The Red-Haired Woman

Winner of the Nobel Prize in 2006 for his unflinching and exhaustive ruminations on Istanbul in such books as Snow and My Name Is Red, Pamuk’s tenth novel is once again kirmizisaclikadin_200pxset in his beloved Turkey. The story follows Chem, a boy who finds both an employer and a father figure in Master Mahmut, a local well digger. As they move across the countryside, excavating the hidden waterways underneath the Turkish landscape, they also trade stories and myths about civilization. Despite his age, Chem has a sexual awakening with the mysterious redhead of the title whose hair is cut short by an ethical choice that will haunt him into adulthood. After acquiring both wealth and a fascination with tales of patricide and filicide, Chem is drawn back to the land and wells of his youth. Reality and myth intertwine to create a twist that will send readers back to page one with hurried excitement.

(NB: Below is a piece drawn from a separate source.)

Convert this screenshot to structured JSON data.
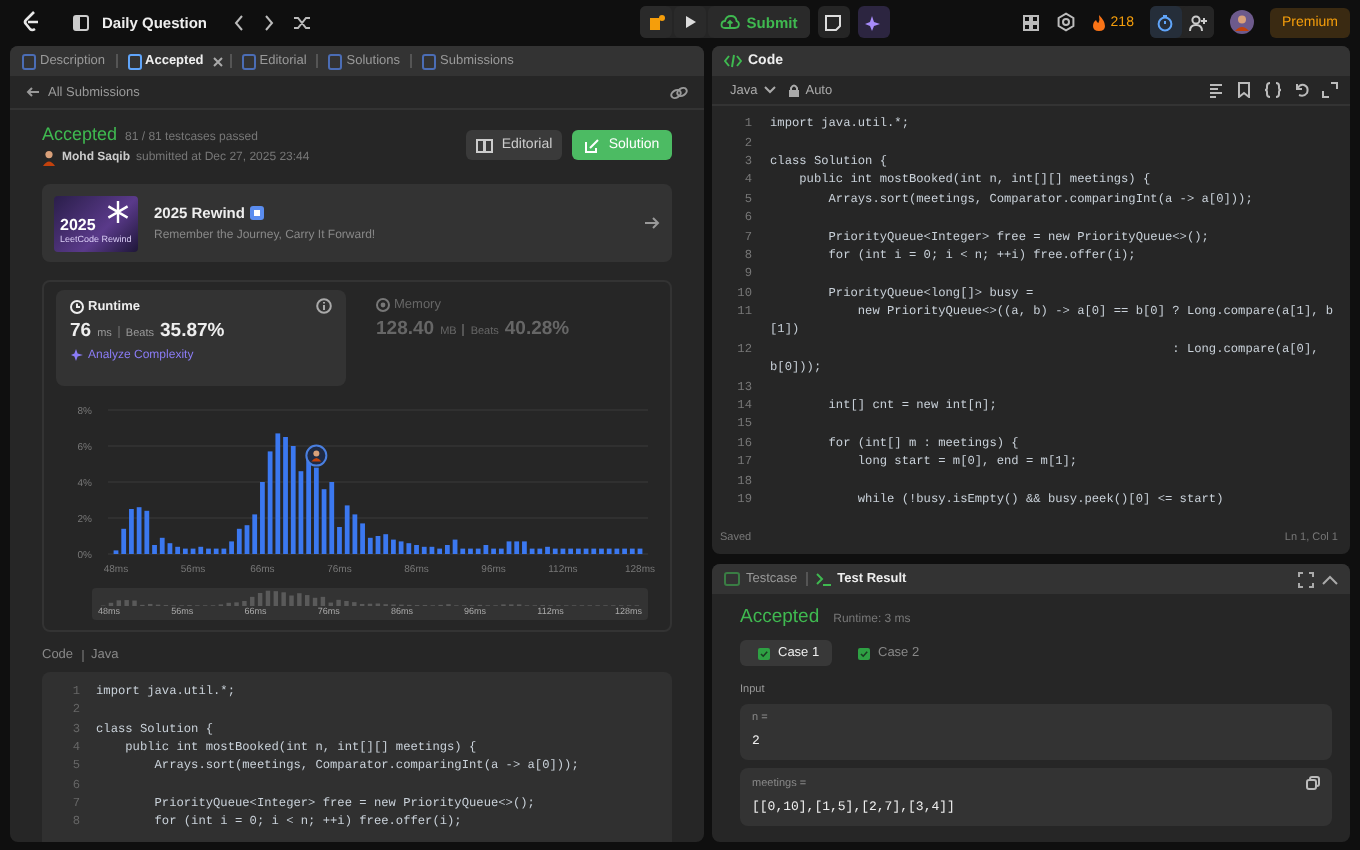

VERDICT As much a meditation on the inescapability of fate as a classic murder mystery, this novel will both appease fans of Pamuk’s bibliography and delight first-time readers.